Time for some ground work! You can’t control a horse’s feet from the saddle unless you can control them from the ground. Phil Shipman is a master of both. From the minute I brought Cheerio out of the paddock and he pointed down at the gelding’s hoof and said “move that one,” Cheerio knew he was in expert hands–and so did we.
Together, we worked on safe leading, on lounging at the walk, backing and forthing–what the Perellis call “the yo-yo game”–getting side passes and other dressage moves from the ground, and then on bridling–Cheerio is known for waiting until that moment when you’ve got only the reins around his neck and marching himself right off into the nearest stall or tack shelf.
By the end, though, he was a pussycat–at least for Phil.
Cheerio was like, I love you, man. You get me. You complete me.
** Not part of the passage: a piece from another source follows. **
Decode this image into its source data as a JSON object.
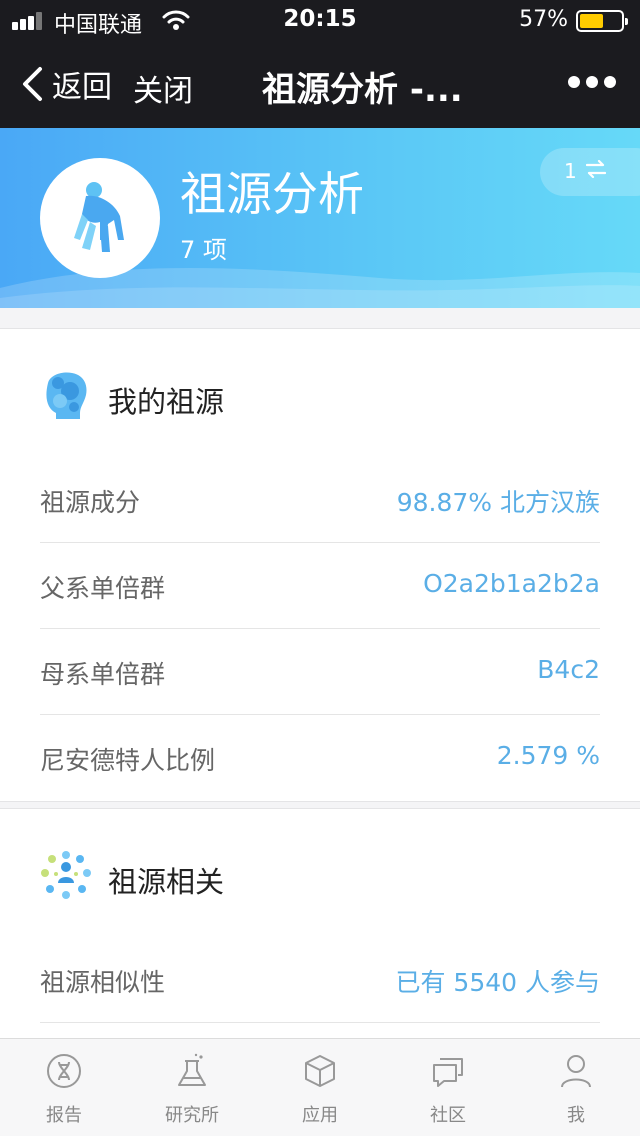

And then he was a pussycat for me, and then for Kristyn (maybe not quite so much our devoted slave as in the picture above). He needs us to be consistent and persistent, and show him that what we ask, we’ll work to get. The more we do that, the closer he gets to the great horse he has inside. And in the saddle, later that day, he was soft and supple and ready to listen. More of that, please!